3. A hollow non-coring needle having a lumen of uniform cross section and having a beveled front face providing a lumen opening of cross sectional dimensions no smaller than the cross section of said lumen, said face E also providing a heel surface behind said lumen opening in said face, said heel being externall dished to provide a heel portion of reduced wall thickness, the rear edge portion of said lumen opening adjacent said heel providing a. smooth, rounded and dull surface.
4. A cylindrical hollow needle having a lumen of uniform diameter throughout and having a front face angled with reference to the needles longitudinal axis, said front face being provided with a lumen opening of cross sectional dimensions no smaller than the diameter of said lumen and having a heel surface behind said opening, said heel surface being dished to provide a smooth external recess in the Wall of said needle behind said opening, the rear edge of the lumen opening adjacent said heel being dull and smooth.
5. A cylindrical hollow non-coring needle having a lumen of uniform diameter throughout and having a front face angled with reference to the needles longitudinal axis, said front face providing a lumen opening of cross sectional dimensions no smaller than the diameter of said lumen and having a heel surface behind said opening, the edge portion of the needle about the rear of the lumen opening being elliptical in contour and having a smooth rounded cross-sectional configuration, said heel surface merging with the surface of said edge portion and being dished to provide a smooth-surfaced external recess extending rearwardly a limited distance behind said lumen opening.
6. A non-coring needle having a beveled front face and having a lumen of uniform diameter, said face providing a lumen opening having cross sectional dimensions no smaller than the diameter of said lumen, said face providing behind the lumen opening a heel surface merging with a smooth rounded and dull rear edge portion of said lumen opening, said heel surface being dish-ed to provide a smooth external recess extending rearwardly behind said dull rear edge portion and beyond the outer perimeter of said front face.

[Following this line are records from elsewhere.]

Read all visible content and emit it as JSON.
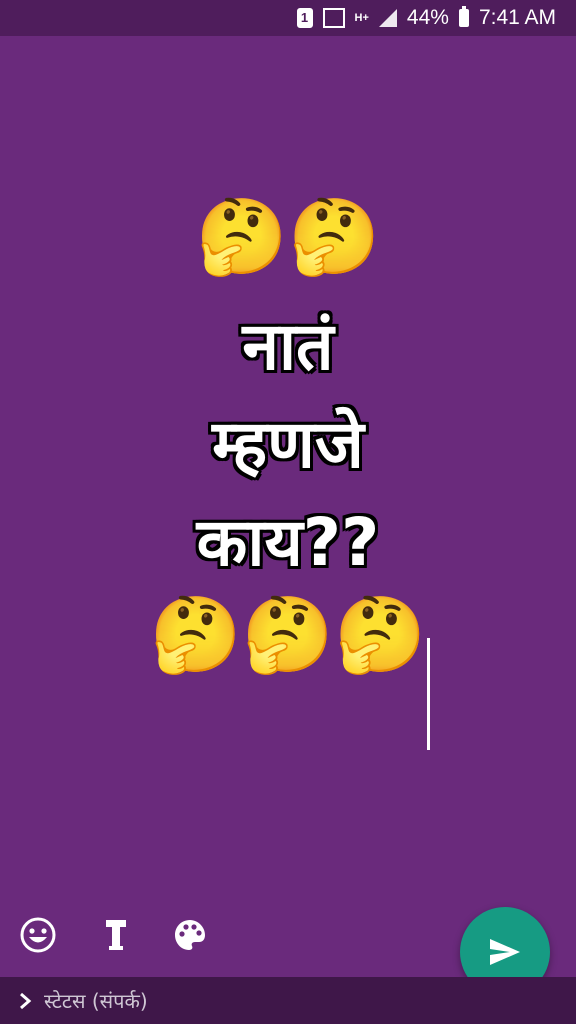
{
  "status_bar": {
    "sim_badge": "1",
    "network_type": "H+",
    "battery_percent": "44%",
    "time": "7:41 AM"
  },
  "status_content": {
    "emoji_top": "🤔🤔",
    "line1": "नातं",
    "line2": "म्हणजे",
    "line3": "काय??",
    "emoji_bottom": "🤔🤔🤔"
  },
  "bottom_bar": {
    "audience_label": "स्टेटस (संपर्क)"
  },
  "colors": {
    "background": "#6a2a7c",
    "status_bar": "#4f1d5c",
    "bottom_bar": "#3f1749",
    "send_button": "#169b83"
  },
  "icons": {
    "emoji_tool": "smiley-icon",
    "text_tool": "text-format-icon",
    "color_tool": "palette-icon",
    "send": "send-icon",
    "audience": "chevron-right-icon"
  }
}
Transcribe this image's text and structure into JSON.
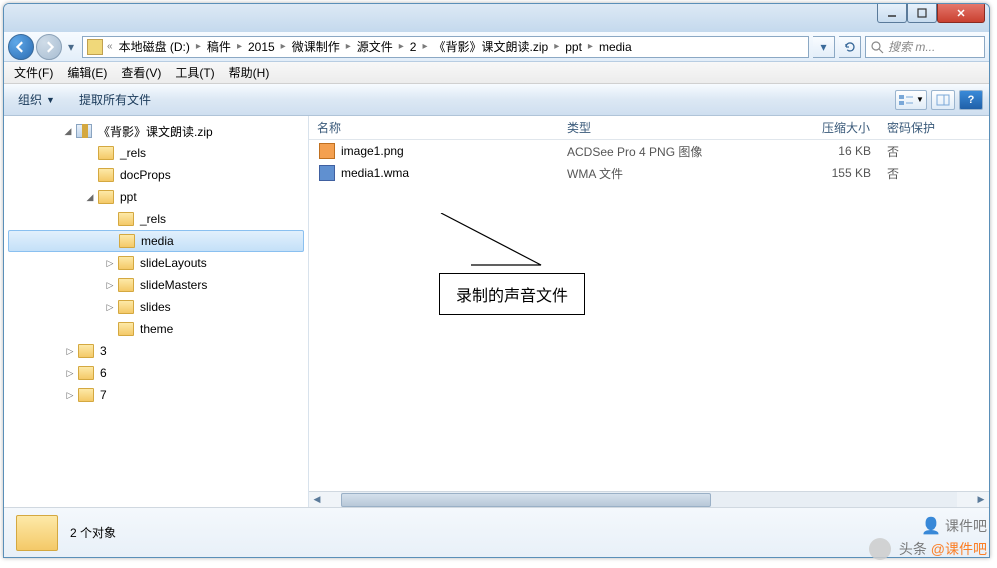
{
  "breadcrumb": {
    "segments": [
      "本地磁盘 (D:)",
      "稿件",
      "2015",
      "微课制作",
      "源文件",
      "2",
      "《背影》课文朗读.zip",
      "ppt",
      "media"
    ]
  },
  "search": {
    "placeholder": "搜索 m..."
  },
  "menus": {
    "file": "文件(F)",
    "edit": "编辑(E)",
    "view": "查看(V)",
    "tools": "工具(T)",
    "help": "帮助(H)"
  },
  "toolbar": {
    "organize": "组织",
    "extract": "提取所有文件"
  },
  "tree": {
    "root": "《背影》课文朗读.zip",
    "items": [
      {
        "indent": 2,
        "label": "_rels"
      },
      {
        "indent": 2,
        "label": "docProps"
      },
      {
        "indent": 2,
        "label": "ppt",
        "expanded": true
      },
      {
        "indent": 3,
        "label": "_rels"
      },
      {
        "indent": 3,
        "label": "media",
        "selected": true
      },
      {
        "indent": 3,
        "label": "slideLayouts",
        "expander": true
      },
      {
        "indent": 3,
        "label": "slideMasters",
        "expander": true
      },
      {
        "indent": 3,
        "label": "slides",
        "expander": true
      },
      {
        "indent": 3,
        "label": "theme"
      },
      {
        "indent": 1,
        "label": "3",
        "expander": true
      },
      {
        "indent": 1,
        "label": "6",
        "expander": true
      },
      {
        "indent": 1,
        "label": "7",
        "expander": true
      }
    ]
  },
  "columns": {
    "name": "名称",
    "type": "类型",
    "size": "压缩大小",
    "protection": "密码保护"
  },
  "files": [
    {
      "icon": "png",
      "name": "image1.png",
      "type": "ACDSee Pro 4 PNG 图像",
      "size": "16 KB",
      "protection": "否"
    },
    {
      "icon": "wma",
      "name": "media1.wma",
      "type": "WMA 文件",
      "size": "155 KB",
      "protection": "否"
    }
  ],
  "callout": "录制的声音文件",
  "status": {
    "count": "2 个对象"
  },
  "watermark": {
    "top": "课件吧",
    "left": "头条",
    "handle": "@课件吧"
  }
}
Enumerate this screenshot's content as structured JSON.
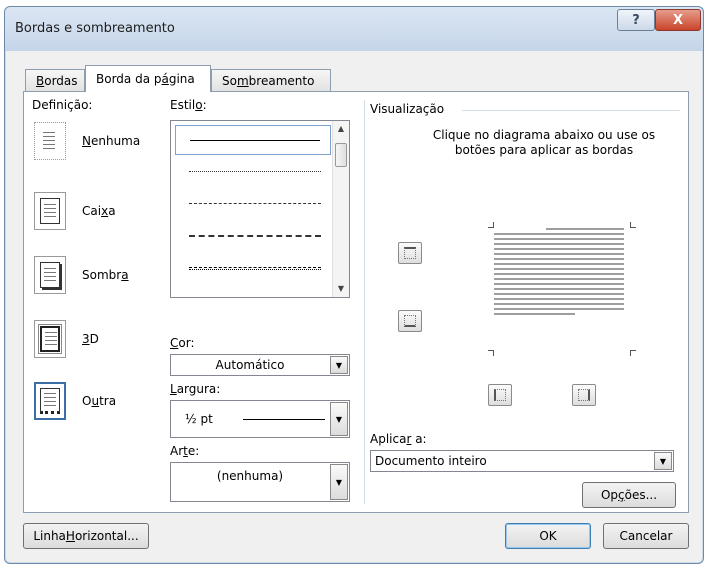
{
  "window": {
    "title": "Bordas e sombreamento",
    "help_glyph": "?",
    "close_glyph": "X"
  },
  "tabs": [
    {
      "pre": "",
      "ul": "B",
      "post": "ordas"
    },
    {
      "pre": "Borda da p",
      "ul": "á",
      "post": "gina"
    },
    {
      "pre": "So",
      "ul": "m",
      "post": "breamento"
    }
  ],
  "setting": {
    "label": "Definição:",
    "options": [
      {
        "pre": "",
        "ul": "N",
        "post": "enhuma",
        "icon": "page-none-icon"
      },
      {
        "pre": "Cai",
        "ul": "x",
        "post": "a",
        "icon": "page-box-icon"
      },
      {
        "pre": "Sombr",
        "ul": "a",
        "post": "",
        "icon": "page-shadow-icon"
      },
      {
        "pre": "",
        "ul": "3",
        "post": "D",
        "icon": "page-3d-icon"
      },
      {
        "pre": "O",
        "ul": "u",
        "post": "tra",
        "icon": "page-custom-icon"
      }
    ]
  },
  "style": {
    "label_pre": "Estil",
    "label_ul": "o",
    "label_post": ":",
    "items": [
      "solid",
      "dotted-fine",
      "dashed-small",
      "dashed",
      "dash-dot"
    ]
  },
  "color": {
    "label_pre": "",
    "label_ul": "C",
    "label_post": "or:",
    "value": "Automático"
  },
  "width": {
    "label_pre": "",
    "label_ul": "L",
    "label_post": "argura:",
    "value": "½ pt"
  },
  "art": {
    "label_pre": "Ar",
    "label_ul": "t",
    "label_post": "e:",
    "value": "(nenhuma)"
  },
  "preview": {
    "label": "Visualização",
    "instructions": "Clique no diagrama abaixo ou use os botões para aplicar as bordas"
  },
  "apply_to": {
    "label_pre": "Aplica",
    "label_ul": "r",
    "label_post": " a:",
    "value": "Documento inteiro"
  },
  "buttons": {
    "options": {
      "pre": "Op",
      "ul": "ç",
      "post": "ões..."
    },
    "horizontal": {
      "pre": "Linha ",
      "ul": "H",
      "post": "orizontal..."
    },
    "ok": "OK",
    "cancel": "Cancelar"
  }
}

7. In a hollow needle having a lumen of uniform cross section and having a beveled front face providing a lumen opening of cross sectional dimensions no smaller than the cross section of said lumen, said front face including a heel surface behind a lumen opening in said face, said needle having a rounded, smooth and dull edge defining a rear portion of the lumen opening, said heel surface being dished to provide a smooth-surfaced external recess extending rearwardly behind said dull rounded edge and beyond the outer perimeter of said front face, said heel surface blending smoothly and gradually into the outer rear surface of said needle beyond the perimeter of said beveled front face.
8. A cylindrical hollow needle having a beveled front face and having a lumen of uniform cross section, said front face providing a lumen opening having cross sectional dimensions no smaller than the cross section of said lumen, said face providing a heel surface behind the lumen opening therein, said heel surface being dished to provide a smooth-surfaced external recess and blending smoothly and gradually into the rear cylindrical surface of said needle beyond the perimeter of said beveled face.
References Cited in the file of this patent UNITED STATES PATENTS 2,560,162 Ferguson July 10, 1951 2,711,733 lacoby June 28, 1955 FOREIGN PATENTS 137,455 Great Britain Ian. 15, 1920 489,535 Canada Ian. 13, 1953